  • You manage by studying facts. If you think of your business system as a car, you have within view ali the gauges and indicators you need to assess the condition of the system and to decide what to do next.
  • You promote process improvement. If you were to step back and ob-serve any part of your company for any period of time, you would no-tice that work follows different processes. The better you manage those processes, the more productive people are and the higlıer their quality of work is. You can help your company focus on process im­provement by studying the processes you are involved in.
  • You use the strategic planning process to keep the company focused. Quality leaders establish clear missions, goals, and objectives for their organizations, then use the planning process to translate corporate objectives into team and individual actions.
  • You demand rapid, continuous improvement. A business exists to meet customer requirements and to achieve superior operational per-formance. By setting ambitious goals for each purpose, you challenge people to change and improve, to channel their energy, knowledge, and determination toward a shared vision.
  • Leaders such as Ray Marlow, Jamie Houghton, Roger Ackerman, and Fred Smith run their companies according to this new paradigm.
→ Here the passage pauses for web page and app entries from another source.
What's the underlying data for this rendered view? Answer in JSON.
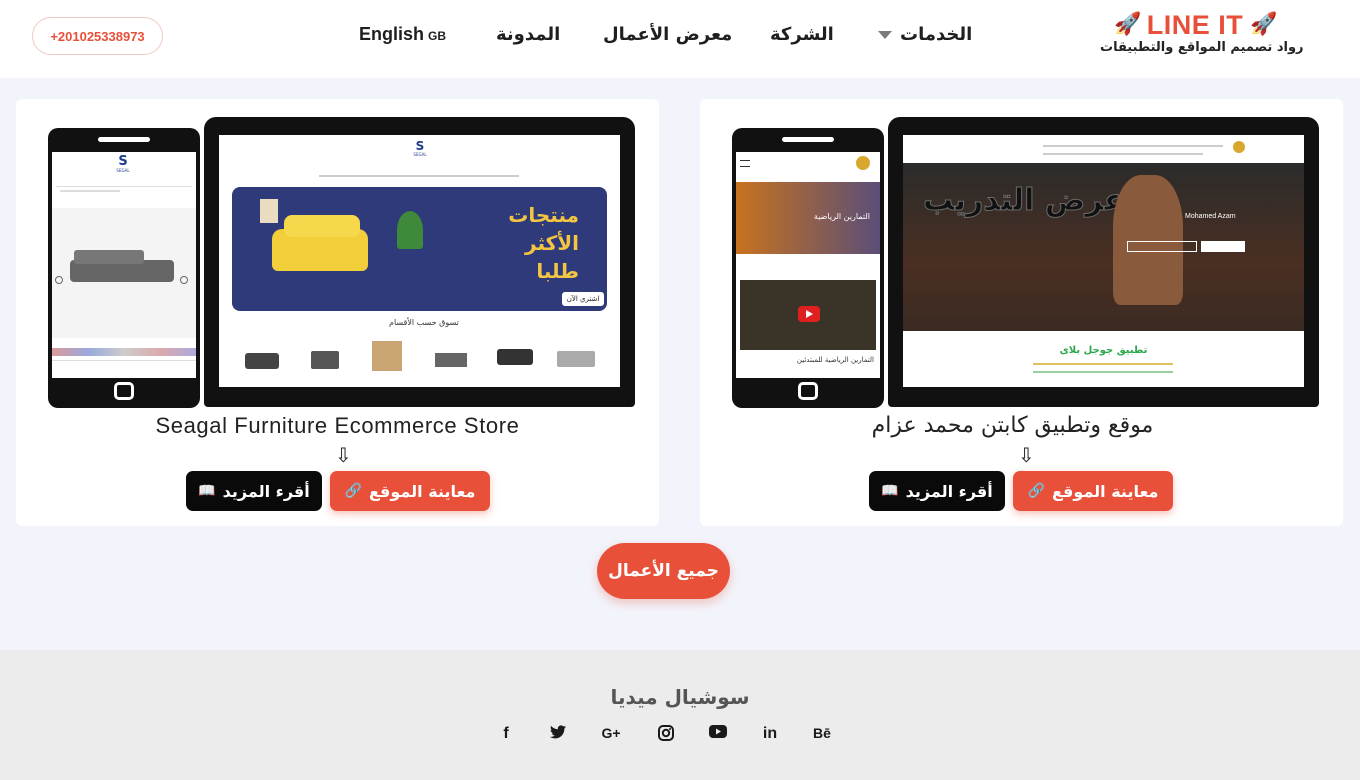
{
  "header": {
    "phone": "+201025338973",
    "nav": {
      "lang": "English",
      "lang_code": "GB",
      "blog": "المدونة",
      "portfolio": "معرض الأعمال",
      "company": "الشركة",
      "services": "الخدمات"
    },
    "logo": {
      "name": "LINE IT",
      "tagline": "رواد تصميم المواقع والتطبيقات"
    }
  },
  "projects": [
    {
      "title": "Seagal Furniture Ecommerce Store",
      "preview_label": "معاينة الموقع",
      "read_more_label": "أقرء المزيد",
      "mock": {
        "brand": "SEGAL",
        "banner_line1": "منتجات",
        "banner_line2": "الأكثر",
        "banner_line3": "طلبا",
        "banner_cta": "اشتري الآن",
        "section_title": "تسوق حسب الأقسام"
      }
    },
    {
      "title": "موقع  وتطبيق كابتن محمد عزام",
      "preview_label": "معاينة الموقع",
      "read_more_label": "أقرء المزيد",
      "mock": {
        "hero_name": "Mohamed Azam",
        "hero_big": "عرض التدريب",
        "app_title": "تطبيق جوجل بلاى",
        "phone_banner": "التمارين الرياضية",
        "phone_video_title": "التمارين الرياضية للمبتدئين"
      }
    }
  ],
  "all_works_label": "جميع الأعمال",
  "footer": {
    "social_title": "سوشيال ميديا",
    "icons": [
      "facebook-icon",
      "twitter-icon",
      "google-plus-icon",
      "instagram-icon",
      "youtube-icon",
      "linkedin-icon",
      "behance-icon"
    ]
  },
  "colors": {
    "accent": "#e8503a",
    "background": "#f2f4fb",
    "dark_button": "#0a0a0a"
  }
}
As the re­sults of Marîow Industries, Corning, and FedEx demonstrate, such a Sys­tems approach to leadership results in profitable, successful organizations.